So what is the story behind West Hempstead's oldest landmark? Who owned it? How was it able to survive so long? How far did the property extend when it was first built? Here's what I've been able to dig up so far.
My starting point was the 1873 Beers Map of Long Island, where (as can be seen below) the house is labeled as one of three that was part of a larger farm owned by the Rhodes family. On the map is listed W. L. Rhodes, J. Rhodes and I. Rhodes. The solid line running diagonally down the image is Woodfield Rd., and the rail line labeled Hempstead belonged to the defunct New York and Hempstead Railroad (not to be confused with the existing rail line).
From census records, it can be determined that all three were brothers - W. L. Rhodes was William Lawrence Rhodes, I. Rhodes was Isaac Rhodes and J. Rhodes was Jacob Rhodes - whose father, William Rhodes is found in the 1868/69 Curtin's Directory as owning a country store in Hempstead Village. The elder Rhodes was also a 7th generation direct descendant of Richard Gildersleeve, one of the original settlers and patentees of Hempstead. This raises the possibility that his farm was inherited from Gildersleeve's original patent. By the 1800s the farm comprised over 50 acres and extended eastward, well into what is now Hempstead Gardens, before the streets of that section were platted and before the LIRR track was laid.Then in 1891, a man named Frank M. Kelly started buying up hundreds of acres of property in the area, and the $200 per acre he offered was too good to turn down for many local farmers. Mr. Kelly's motives were initially puzzling to observers, but it was soon revealed that he was merely acting as a surrogate of LIRR president Austin Corbin (Kelly turned out to be the brother of Corbin's private council), who planned on using the newly acquired property to lay a new rail line between Valley Stream and Mineola.
Among the farmers who sold their property were William L. Rhodes and Jane (wife of Isaac) Rhodes. Jacob Rhodes' house, however, was not sold to Corbin. Instead, Jacob's wife, Amietta, sold the house with 2 acres to a man named James S. Wright, who had sold his own farm located further south, to Corbin. Corbin ended up with 500-600 acres of property, instantly making him by far the largest land owner in West Hempstead.Of all the homes the already enormously wealthy Corbin acquired with his purchase, he took a particular liking to one of the homesteads on the Rhodes farm which had dated back to 1798. (I'm unsure whether it was the one that belonged to William L. or Isaac Rhodes, but it's age indicates that it was the original home owned by their father). He had it remodeled and redecorated to be used as a retreat for his youngest daughter, Anna Corbin. Corbin's ultimate plan for his newly acquired property (beyond laying the new rail line) will be the topic of a later post. But meanwhile, the fact that our subject house was not sold to Corbin and therefore wasn't included in his redevelopment plan may have been what saved it from being lost to history.
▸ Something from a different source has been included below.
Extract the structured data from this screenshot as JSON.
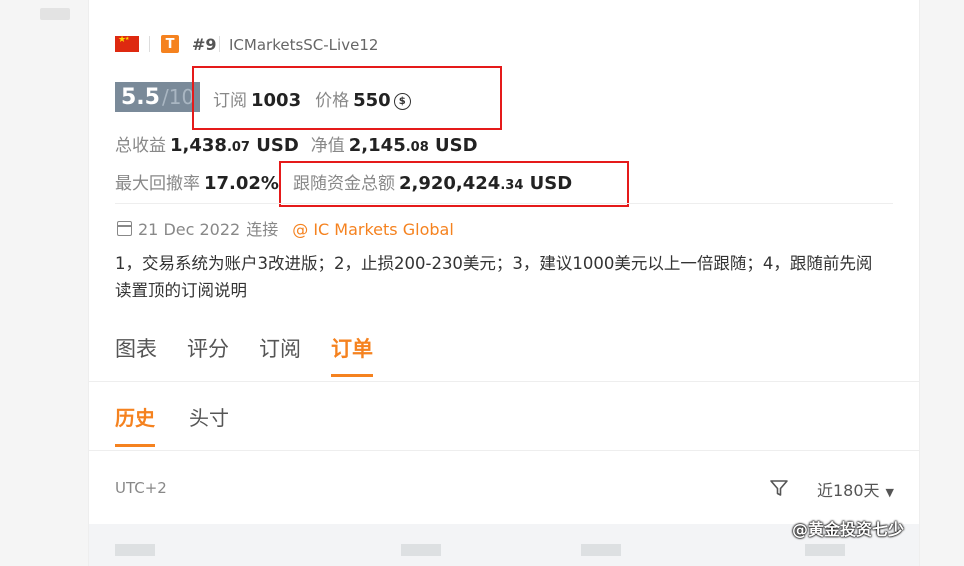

The County property record card (which I believe dates to the 1940s) lists J. S. Wright as an early owner of the house, so an unbroken chain of all the owners of this house can be established. I didn't find out much about James S. Wright other than the fact that he owned a few properties in the area. The two other owners listed on the card are Lawrence Stainsen and W. G. O'Donnell, but I don't know too much about them either. I'd love to find out more about any of these people if anyone has information.